==== Information shown

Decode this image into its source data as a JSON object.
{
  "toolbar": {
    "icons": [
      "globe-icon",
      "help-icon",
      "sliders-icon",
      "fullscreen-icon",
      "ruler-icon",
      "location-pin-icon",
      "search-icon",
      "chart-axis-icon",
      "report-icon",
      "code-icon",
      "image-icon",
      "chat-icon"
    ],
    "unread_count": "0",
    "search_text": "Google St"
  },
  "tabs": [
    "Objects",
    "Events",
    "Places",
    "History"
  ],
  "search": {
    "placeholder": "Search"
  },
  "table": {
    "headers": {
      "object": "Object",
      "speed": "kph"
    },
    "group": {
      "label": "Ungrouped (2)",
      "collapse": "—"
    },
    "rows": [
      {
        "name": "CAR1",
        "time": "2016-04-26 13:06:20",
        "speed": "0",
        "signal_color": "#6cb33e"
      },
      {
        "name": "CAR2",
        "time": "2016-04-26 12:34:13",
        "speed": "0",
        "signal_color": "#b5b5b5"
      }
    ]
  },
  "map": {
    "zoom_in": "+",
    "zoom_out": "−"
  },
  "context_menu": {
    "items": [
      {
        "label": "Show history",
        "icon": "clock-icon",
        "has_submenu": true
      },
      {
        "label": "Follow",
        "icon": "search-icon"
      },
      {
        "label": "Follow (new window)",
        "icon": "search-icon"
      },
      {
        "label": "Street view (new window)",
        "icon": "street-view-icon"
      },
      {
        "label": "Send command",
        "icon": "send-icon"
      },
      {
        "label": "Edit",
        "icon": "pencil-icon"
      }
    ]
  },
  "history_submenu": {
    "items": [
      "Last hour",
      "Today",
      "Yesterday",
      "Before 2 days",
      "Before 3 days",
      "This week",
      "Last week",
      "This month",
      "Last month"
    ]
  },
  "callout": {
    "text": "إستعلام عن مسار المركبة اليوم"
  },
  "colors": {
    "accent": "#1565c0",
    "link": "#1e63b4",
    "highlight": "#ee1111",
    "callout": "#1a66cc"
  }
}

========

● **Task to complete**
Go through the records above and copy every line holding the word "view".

● **Answer area**
        "label": "Street view (new window)",
        "icon": "street-view-icon"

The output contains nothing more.